Compassionate leave

Compassionate leave applies to all employees, regardless of length of service, including those on fixed-term and part-time contracts. It does not, however, apply to individuals who are self-employed e.g. contractors and consultants and it does not apply to individuals paid via the claims payroll. While there is no contractual right to compassionate leave, the University aspire to be a good employer which provides support to its staff when they need it. The purpose of the these guidelines is to ensure that compassionate leave is granted in a fair and equitable manner across the University, at the same time recognising that compassionate leave arrangements need to be flexible to meet individual circumstances.

For example, some staff may need to travel long distances or the period of time they need to be away from work may not be immediately clear.

In addition, the University needs to meet its statutory obligation to allow staff to take reasonable (unpaid) time off to deal with sudden emergencies involving a dependant (and to make any necessary longer term arrangements). The University’s approach towards compassionate and emergency leave recognises the importance of this flexibility.

The basic provision is a period of up to two days' paid leave (depending on location and circumstances) in the event of the death or serious illness of a close relative or other person whether related or not who plays a significant part in the life of the member of staff, which may only be taken following consultation with senior management.

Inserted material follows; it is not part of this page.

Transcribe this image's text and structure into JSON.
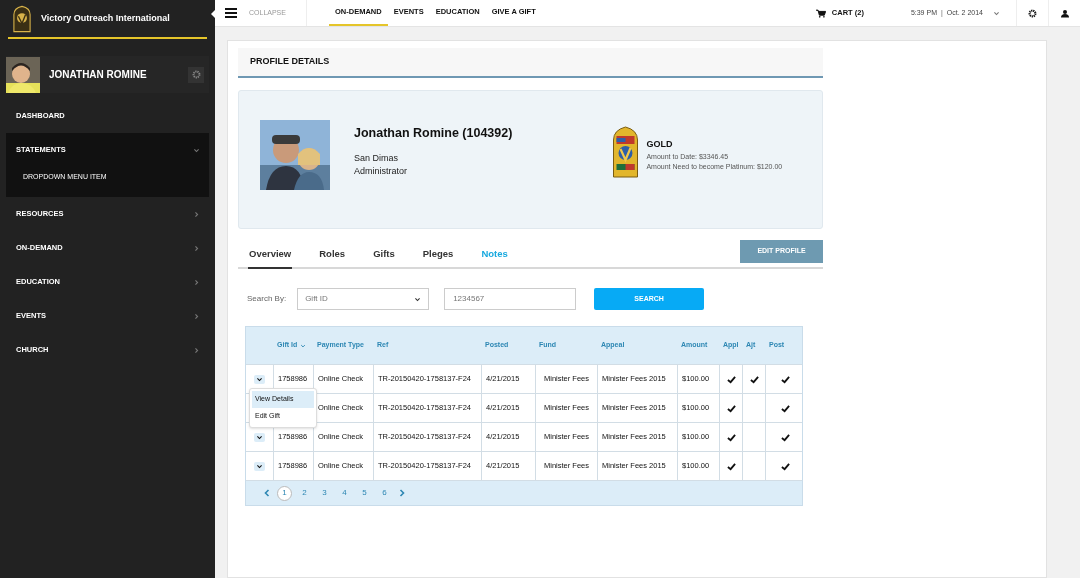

Consideration may be given to how close the relationship is. A close relative, for example being interpreted as:

  • Spouse/ Partner;
  • Mother/Father and Mother-in-law/Father-in-law, Stepmother/Stepfather;
  • Brother/Sister and Brother-in-law/Sister-in-law, Step Brother/ Step Sister;
  • Children/Step Children;
  • Grandparents or Grandchildren

In the case of breavement, factors such as the extent of the individual's involvement in making funeral or other arrangements (eg executor) and the need to travel beyond the local region should be taken into account. When an employee's own health is considered to be adversely affected by breavement a short period of sick leave might be more appropriate.

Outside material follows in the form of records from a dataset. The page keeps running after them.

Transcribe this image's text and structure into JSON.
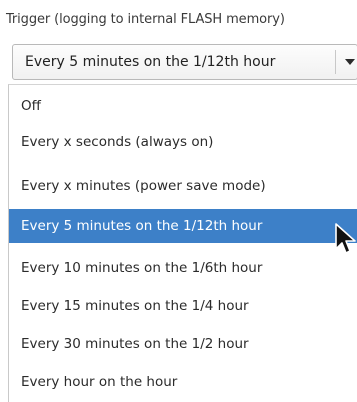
{
  "trigger_group": {
    "label": "Trigger (logging to internal FLASH memory)"
  },
  "combo": {
    "value": "Every 5 minutes on the 1/12th hour",
    "arrow_icon": "triangle-down-icon"
  },
  "options": [
    "Off",
    "Every x seconds (always on)",
    "Every x minutes (power save mode)",
    "Every 5 minutes on the 1/12th hour",
    "Every 10 minutes on the 1/6th hour",
    "Every 15 minutes on the 1/4 hour",
    "Every  30 minutes on the 1/2 hour",
    "Every hour on the hour"
  ],
  "selected_index": 3,
  "colors": {
    "selection": "#3d80c8",
    "selection_text": "#ffffff"
  },
  "cursor_icon": "mouse-pointer-icon"
}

Compassionate leave should not be confused with the statutory right to Emergency leave- time off for dependants to deal with sudden emergencies which is unpaid.

In exceptional circumstances, compassionate leave may be extended by some unpaid leave, parental leave or annual leave by agreement with senior management and (to ensure consistency) Human Resources. Work patterns may also be amended temporarily to assist the individual to meet such responsibilities.

Records of compassionate leave (and emergency leave) should be retained by the College/Service. If the employee is a Tier 2 visa holder, records should also be passed to the HR Busniess partner to comply with UKBA record keeping requirements.

Emergency leave

Time off for dependants

All members of staff have a statutory entitlement to reasonable unpaid time off work to deal with sudden emergencies involving a dependant and to make any necessary longer term arrangements.

Who is a dependant?

A dependant is defined as a

  • spouse or
  • child or
  • parent or
  • a person living in the same household as the member of staff, such as a partner, elderly aunt or grandparent.
  • It does not include tenants, lodgers or boarders.

In certain circumstances a dependant may also be someone who reasonably relies on the member of staff for assistance. This could be an elderly relative who lives nearby where the member of staff is the primary carer or the only person who can help in an emergency.

In what circumstances can emergency leave be taken?

You will be entitled to time off to deal with the following types of emergencies:

  • a dependant falls ill, is injured or assaulted, or gives birth
  • childcare or other care arrangements unexpectedly break down
  • longer term care arrangements need to be made for a dependant who is unexpectedly ill or injured
  • your child is involved in an unexpected incident during school hours

Emergency leave does not include longer term care requirements, such as childcare or long term illness of a sick relative. In these circumstances you will be expected to use annual leave or flexible working arrangements.

How much time off does this allow?

There is no set amount of time off, but the amount of time off work should be reasonable in the particular circumstances of the emergency. It should be sufficient to deal with the immediate problem and to arrange alternative longer term care if necessary. It is anticipated that one or two days will be the most that is needed.

However, this policy does provide an extension of compassionate leave by use of annual leave or unpaid leave or additional paid compassionate leave in certain emergency situations, by agreement with senior management and Human Resources.

How much notice do I need to give?

As soon as is reasonably practicable, you should notify your College Dean, manager or supervisor (or in accordance with the usual College/Service procedure for notification of absence) of the reason for your absence and keep them informed of the likely duration of this absence.

You should ensure that you discuss your absence with your College Dean or manager as soon as is reasonably practicable upon return to work. It must be agreed whether the time off is with pay (ie taken as annual leave or additional paid compassionate leave); without pay; or if the time will be made up.  Any unpaid leave must be notified to your HRBP as soon as possible so that salary adjustments can be made.